As anyone with basic reading comprehension can deduce, the change in date makes the story completely meaningless. The network should’ve done a retraction, complete with Roseanne Roseannadanna meme.
CNN’s Public Relations Department tweeted out a “correction.”
CNN’s initial reporting of the date on an email sent to members of the Trump campaign about Wikileaks documents, which was confirmed by two sources to CNN, was incorrect. We have updated our story to include the correct date, and present the proper context for the timing of email
— CNN Communications (@CNNPR) December 8, 2017
This statement raises some serious questions (the previous Hemingway story includes 18 questions total), but as a former professional journalist, a couple really stand out.
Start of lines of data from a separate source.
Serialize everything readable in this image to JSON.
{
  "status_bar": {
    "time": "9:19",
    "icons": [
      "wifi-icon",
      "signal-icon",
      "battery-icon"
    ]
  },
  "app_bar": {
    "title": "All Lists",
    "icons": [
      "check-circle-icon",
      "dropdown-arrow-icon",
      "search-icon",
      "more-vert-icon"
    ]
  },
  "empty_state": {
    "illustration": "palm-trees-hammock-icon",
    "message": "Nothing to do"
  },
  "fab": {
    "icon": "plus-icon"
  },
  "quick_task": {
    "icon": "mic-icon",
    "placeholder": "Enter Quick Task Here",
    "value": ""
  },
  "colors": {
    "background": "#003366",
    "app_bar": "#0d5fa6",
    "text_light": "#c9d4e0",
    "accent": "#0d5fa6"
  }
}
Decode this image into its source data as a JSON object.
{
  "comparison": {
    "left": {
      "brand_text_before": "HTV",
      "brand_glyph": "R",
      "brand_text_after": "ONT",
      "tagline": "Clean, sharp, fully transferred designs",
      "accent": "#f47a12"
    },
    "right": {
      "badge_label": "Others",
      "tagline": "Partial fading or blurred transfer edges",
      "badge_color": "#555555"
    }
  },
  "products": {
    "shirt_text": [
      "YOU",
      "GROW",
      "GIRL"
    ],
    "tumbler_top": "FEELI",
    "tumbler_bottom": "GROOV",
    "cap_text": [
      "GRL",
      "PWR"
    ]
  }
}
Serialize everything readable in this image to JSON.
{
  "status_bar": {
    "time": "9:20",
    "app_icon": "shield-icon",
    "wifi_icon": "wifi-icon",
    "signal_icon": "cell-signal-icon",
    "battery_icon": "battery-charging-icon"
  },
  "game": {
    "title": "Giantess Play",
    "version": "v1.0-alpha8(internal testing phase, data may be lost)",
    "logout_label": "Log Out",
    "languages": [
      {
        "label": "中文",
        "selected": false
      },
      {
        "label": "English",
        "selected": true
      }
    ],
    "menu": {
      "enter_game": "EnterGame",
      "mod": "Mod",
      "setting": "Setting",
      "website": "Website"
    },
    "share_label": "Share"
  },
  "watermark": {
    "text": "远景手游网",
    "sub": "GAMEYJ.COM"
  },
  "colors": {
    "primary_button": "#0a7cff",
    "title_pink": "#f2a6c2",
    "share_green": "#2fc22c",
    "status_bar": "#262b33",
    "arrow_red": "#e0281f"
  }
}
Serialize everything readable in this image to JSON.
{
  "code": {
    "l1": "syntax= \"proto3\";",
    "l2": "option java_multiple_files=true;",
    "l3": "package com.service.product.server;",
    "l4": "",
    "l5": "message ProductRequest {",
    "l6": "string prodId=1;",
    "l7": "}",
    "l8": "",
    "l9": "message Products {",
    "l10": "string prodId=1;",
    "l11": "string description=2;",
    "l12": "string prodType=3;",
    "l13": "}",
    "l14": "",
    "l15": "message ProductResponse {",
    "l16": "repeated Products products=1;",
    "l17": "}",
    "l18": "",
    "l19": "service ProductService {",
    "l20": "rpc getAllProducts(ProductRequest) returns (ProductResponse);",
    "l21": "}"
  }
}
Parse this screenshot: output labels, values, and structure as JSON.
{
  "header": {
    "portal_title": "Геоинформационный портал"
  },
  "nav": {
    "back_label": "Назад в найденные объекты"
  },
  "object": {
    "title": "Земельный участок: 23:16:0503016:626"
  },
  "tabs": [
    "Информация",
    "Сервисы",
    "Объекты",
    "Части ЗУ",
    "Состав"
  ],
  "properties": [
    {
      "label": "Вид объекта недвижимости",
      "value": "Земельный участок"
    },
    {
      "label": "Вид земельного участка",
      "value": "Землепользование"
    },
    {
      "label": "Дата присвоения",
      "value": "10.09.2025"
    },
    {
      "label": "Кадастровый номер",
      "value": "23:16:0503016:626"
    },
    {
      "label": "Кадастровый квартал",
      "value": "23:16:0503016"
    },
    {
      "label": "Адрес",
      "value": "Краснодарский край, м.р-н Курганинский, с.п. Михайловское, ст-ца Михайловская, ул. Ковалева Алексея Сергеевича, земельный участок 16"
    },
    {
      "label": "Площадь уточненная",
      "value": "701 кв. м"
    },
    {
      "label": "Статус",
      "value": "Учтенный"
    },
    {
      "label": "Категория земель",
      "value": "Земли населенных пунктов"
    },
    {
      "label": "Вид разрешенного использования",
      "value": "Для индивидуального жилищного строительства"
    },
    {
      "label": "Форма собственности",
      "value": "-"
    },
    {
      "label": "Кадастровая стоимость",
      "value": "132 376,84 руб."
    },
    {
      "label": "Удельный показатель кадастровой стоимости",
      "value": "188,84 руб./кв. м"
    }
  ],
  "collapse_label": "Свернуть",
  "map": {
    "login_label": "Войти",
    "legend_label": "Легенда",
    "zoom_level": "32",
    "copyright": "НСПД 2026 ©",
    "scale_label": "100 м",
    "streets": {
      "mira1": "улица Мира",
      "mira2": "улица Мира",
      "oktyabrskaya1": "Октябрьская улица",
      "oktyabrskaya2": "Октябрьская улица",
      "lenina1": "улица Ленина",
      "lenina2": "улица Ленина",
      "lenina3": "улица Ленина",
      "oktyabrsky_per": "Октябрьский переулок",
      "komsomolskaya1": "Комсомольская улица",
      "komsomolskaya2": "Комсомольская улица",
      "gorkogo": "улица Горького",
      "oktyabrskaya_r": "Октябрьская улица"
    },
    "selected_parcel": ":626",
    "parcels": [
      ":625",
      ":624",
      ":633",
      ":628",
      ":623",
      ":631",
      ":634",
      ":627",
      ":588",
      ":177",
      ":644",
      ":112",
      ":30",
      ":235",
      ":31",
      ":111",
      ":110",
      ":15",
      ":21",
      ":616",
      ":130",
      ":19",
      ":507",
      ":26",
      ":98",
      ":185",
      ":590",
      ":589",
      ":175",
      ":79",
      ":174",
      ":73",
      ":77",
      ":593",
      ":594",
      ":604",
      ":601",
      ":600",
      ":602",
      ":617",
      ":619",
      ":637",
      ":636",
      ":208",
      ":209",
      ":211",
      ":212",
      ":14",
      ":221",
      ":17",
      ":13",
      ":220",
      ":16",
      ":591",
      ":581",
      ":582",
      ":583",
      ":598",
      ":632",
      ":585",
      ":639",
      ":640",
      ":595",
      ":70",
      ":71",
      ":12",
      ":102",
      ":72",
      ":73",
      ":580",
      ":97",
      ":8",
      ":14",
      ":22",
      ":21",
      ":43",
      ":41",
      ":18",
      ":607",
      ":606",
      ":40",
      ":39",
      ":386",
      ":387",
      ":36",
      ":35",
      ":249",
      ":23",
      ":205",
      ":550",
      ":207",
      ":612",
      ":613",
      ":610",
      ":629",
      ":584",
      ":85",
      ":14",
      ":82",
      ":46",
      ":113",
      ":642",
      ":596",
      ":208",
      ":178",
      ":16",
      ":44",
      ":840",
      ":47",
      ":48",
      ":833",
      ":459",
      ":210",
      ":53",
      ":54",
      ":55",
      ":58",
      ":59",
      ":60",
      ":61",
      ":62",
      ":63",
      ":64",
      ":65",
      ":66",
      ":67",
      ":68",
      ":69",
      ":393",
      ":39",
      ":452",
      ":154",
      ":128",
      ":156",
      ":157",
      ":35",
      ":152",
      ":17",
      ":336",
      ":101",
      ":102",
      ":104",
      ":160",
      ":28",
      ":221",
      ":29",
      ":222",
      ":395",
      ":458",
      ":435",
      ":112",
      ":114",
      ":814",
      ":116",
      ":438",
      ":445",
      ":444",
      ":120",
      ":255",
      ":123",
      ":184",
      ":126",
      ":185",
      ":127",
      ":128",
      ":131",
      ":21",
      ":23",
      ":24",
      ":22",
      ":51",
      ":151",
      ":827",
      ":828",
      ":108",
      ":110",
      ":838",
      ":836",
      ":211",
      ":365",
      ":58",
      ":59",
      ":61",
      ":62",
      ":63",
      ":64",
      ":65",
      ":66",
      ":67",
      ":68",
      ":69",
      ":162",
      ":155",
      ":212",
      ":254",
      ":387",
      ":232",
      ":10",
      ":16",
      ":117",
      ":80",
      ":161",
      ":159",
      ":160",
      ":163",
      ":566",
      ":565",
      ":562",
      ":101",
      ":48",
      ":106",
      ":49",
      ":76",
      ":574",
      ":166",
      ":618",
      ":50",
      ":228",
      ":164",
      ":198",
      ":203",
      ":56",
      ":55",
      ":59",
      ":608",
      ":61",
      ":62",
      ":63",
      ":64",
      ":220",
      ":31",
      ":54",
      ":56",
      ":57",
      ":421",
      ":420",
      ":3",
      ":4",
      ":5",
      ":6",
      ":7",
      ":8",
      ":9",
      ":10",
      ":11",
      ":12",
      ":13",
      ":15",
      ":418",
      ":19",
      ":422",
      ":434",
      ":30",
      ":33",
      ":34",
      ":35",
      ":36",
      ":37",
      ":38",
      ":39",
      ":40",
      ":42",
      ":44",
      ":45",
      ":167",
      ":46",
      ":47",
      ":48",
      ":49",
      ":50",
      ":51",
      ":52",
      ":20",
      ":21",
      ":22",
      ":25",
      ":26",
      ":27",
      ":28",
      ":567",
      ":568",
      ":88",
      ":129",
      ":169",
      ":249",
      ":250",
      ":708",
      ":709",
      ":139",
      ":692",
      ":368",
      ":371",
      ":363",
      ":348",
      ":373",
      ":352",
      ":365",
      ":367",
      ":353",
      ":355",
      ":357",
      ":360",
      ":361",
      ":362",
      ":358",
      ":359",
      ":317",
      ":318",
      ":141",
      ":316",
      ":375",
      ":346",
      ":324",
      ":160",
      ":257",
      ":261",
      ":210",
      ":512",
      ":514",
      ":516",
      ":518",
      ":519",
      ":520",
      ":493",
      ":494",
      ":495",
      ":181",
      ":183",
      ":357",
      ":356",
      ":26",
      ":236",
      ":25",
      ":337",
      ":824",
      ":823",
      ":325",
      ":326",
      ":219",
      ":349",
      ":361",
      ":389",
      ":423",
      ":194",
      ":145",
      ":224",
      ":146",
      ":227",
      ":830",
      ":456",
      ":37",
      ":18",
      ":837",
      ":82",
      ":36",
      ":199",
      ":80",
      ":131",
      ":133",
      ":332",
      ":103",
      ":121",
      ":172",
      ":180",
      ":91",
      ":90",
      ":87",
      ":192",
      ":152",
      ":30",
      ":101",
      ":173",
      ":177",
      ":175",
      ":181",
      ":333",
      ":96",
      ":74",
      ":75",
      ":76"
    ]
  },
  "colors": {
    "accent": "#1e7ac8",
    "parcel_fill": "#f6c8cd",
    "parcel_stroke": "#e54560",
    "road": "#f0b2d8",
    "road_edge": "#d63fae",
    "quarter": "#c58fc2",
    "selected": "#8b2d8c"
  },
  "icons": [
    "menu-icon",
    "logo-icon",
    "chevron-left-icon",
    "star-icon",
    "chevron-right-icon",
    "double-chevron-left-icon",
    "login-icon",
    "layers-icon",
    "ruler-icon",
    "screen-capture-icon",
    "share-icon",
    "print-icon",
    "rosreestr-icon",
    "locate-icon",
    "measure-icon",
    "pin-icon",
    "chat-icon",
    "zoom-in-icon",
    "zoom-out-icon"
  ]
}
- How did both your sources get the date wrong?
- Why didn’t you get a copy of the document yourself before running the story?
The first question seems to suggest that the two sources were not independent of one another. The second might’ve been excused 30 years ago when delivering a document could be difficult, tedious or time-consuming. But in the 21st Century, the proliferation of camera phones, fax machines, email, etc., leave little reason why the reporters shouldn’t have insisted on seeing the document with their own eyes.
Finally, there’s another issue here. CNN’s anonymous sources burned the reporters for temporary, partisan political gain. And by temporary, we’re talking about just a few hours.
The contract between anonymous sources and reporters is that, in return for information, the journalist agrees to keep the source’s identity a secret. But the key is that the information provided must be true. It’s pretty apparent here, absent a clarification from CNN that hasn’t been issued in the nearly a month since they ran this bogus story, that the anonymous sources broke their part of the contract with malice. If CNN truly cared about journalistic ethics and its own credibility, it would out the sources that lied to them.
Doing so really costs CNN nothing, since they cannot trust anything those sources give them in the future, and their decision to keep protecting them suggests that, yes, there is collusion going on, but likely with Democrats.
Speaking of collusion
Probably the most shocking bit of media news was released by Wikileaks on Saturday, but was completely ignored by the media.
Email shows New York Times handed over Cablegate’s publication schedule to the US government (without telling @WikiLeaks) giving the State Department, then headed by Hillary Clinton, up to 9 days in advance to spin the revelations or create diversions. https://t.co/IMrDOwoCd2 pic.twitter.com/CT4XkEs8Mc
— WikiLeaks (@wikileaks) December 31, 2017
This is one of the world’s biggest journalistic no-nos. It’s something you’re taught not to do in your first j-school reporting class. Giving your source your paper’s story budget more than a week in advance to a source should be a firing offense, and probably would be if it were the Bush or Trump administrations getting the special treatment. But as of today, Scott Shane is still employed by The New York Times.
Doctor heal thyself
Trump’s media awards are a joke. But as much as the media would like to deny it, they’ve got a problem too. They’ve allowed their hatred for the man to drive them to abandon all their principles. More and more, outrageous claims are published first and verified later…maybe. Journalists need to let their emotions go, ignore the petty jabs from the White House (like the media awards) and redouble their efforts to do their jobs.